The model under development at UND uses mice to understand how the bacteria interacts with the host to create different manifestations.
“This is to develop an understanding of the basic mechanisms on how an infection that doesn’t appear to directly get into the brain can still have effects on the brain,” Casselli explained. “We don’t have a good understanding of how that happens with Lyme disease because up until this point, we haven’t had a good model for testing.”
Understanding what causes neurological problems in people who don’t have a brain infection is one aspect of the research that could be useful in developing new treatments.
“In the course of our research, we might find clues,” Brissette said. “We might find biomarkers – molecules that predict how someone might have problems down the line. In the long term, this research could lead to differences in treatment and perhaps diagnostics as well.”
More effective treatments
The project’s long-term goal is to use the mouse model to identify the disease-carrying bacteria, the host and the environmental factors triggering central nervous system involvement, potentially leading to new and more effective treatments for NLD.
“Our research has shown that the mouse is indeed a good model to look at inflammation in the central nervous system,” Brissette said. “The mouse model of Lyme disease has been instrumental in the fundamental understanding of how the bacteria interact with the host and how the disease manifests itself. It’s really well established for looking at things like arthritis.”
Casselli said developing a better understanding of the effects of Lyme disease has implications for the treatment of neurological complications arising from diseases in which the brain isn’t directly affected.
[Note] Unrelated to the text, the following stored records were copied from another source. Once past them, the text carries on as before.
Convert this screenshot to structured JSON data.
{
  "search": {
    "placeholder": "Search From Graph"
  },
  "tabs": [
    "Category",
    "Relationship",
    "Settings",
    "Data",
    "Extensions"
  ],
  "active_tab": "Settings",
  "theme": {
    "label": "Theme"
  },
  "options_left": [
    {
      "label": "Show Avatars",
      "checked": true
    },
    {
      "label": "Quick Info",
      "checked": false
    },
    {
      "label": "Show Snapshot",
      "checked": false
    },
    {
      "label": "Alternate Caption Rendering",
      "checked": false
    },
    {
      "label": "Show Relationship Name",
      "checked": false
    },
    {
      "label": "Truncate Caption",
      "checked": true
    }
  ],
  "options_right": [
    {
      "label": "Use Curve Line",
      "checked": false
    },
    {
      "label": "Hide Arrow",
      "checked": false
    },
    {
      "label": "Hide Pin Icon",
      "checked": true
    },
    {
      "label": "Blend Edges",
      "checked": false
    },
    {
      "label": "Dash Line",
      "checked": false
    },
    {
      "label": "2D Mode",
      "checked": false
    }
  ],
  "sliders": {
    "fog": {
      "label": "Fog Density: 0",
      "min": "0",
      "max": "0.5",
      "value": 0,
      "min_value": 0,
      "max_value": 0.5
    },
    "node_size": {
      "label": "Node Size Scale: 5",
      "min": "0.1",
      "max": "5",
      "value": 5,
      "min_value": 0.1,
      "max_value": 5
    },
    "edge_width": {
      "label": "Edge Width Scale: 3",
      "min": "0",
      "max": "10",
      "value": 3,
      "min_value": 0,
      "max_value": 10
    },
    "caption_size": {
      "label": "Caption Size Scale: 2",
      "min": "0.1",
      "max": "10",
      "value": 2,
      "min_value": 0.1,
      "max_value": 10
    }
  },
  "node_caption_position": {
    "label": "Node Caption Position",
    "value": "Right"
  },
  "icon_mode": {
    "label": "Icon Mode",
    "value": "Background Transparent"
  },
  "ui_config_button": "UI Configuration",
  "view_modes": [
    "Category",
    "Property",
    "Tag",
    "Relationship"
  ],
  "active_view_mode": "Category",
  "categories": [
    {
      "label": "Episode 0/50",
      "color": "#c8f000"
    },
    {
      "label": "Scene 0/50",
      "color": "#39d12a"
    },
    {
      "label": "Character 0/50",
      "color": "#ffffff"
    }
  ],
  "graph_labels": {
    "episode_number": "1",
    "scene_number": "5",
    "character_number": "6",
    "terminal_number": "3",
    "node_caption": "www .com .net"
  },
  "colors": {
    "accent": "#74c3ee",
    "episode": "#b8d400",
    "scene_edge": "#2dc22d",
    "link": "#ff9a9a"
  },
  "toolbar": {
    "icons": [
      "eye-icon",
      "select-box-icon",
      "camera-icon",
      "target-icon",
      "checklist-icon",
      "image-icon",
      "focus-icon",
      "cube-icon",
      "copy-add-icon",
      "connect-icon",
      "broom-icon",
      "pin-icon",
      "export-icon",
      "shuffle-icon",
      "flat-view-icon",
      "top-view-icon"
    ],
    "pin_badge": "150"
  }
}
“If it turns out that neurological complications are an indirect effect of an infection that’s not in the brain, it would be treated very differently from an infection where you knew the bacteria was getting into the brain,” he said. “We need to understand the pathways that lead to these clinical complications so we can take the appropriate treatment measures against them.”
Brissette said it’s a matter of using the research results to target treatments to address specific conditions.
“I think about precision medicine and the strides we’ve made in treating cancer,” she explained. “We now know which person is the best candidate for a particular antibody treatment because we’ve identified a biomarker showing who’s likely to benefit from it.
“Ideally, with neurological Lyme disease, the golden ticket would be if we could find markers showing which person is a great candidate for treatment and has the best chance for a good outcome.”
Lyme disease awareness
GLA is a nonprofit organization that works to conquer Lyme and other tick-borne diseases through research education, awareness and patient services. With May being Lyme Disease Awareness Month, GLA is letting the public know of measures to prevent Lyme disease by being tick aware.
Brissette, who’s a member of GLA’s scientific advisory board and reviews research proposals for the organization, said it’s an important source of funding for Lyme disease research.
“Federal funding is difficult to achieve, and there aren’t a lot of alternative sources for research funding,” she said. “It’s really great when there are nonprofits that target certain diseases and provide funds to basic researchers.”
Brissette listed other advantages of GLA membership.
“All the projects they fund get peer-reviewed by other scientists who study Lyme disease,” she said. “It provides us with an opportunity to get new data that we can then use on other grant applications.
“They also have research conferences they put on where they invite people who are awardees to come share their findings,” Brissette continued. “That’s always nice because then you get to interact with other people in the field, make new connections and get new ideas.”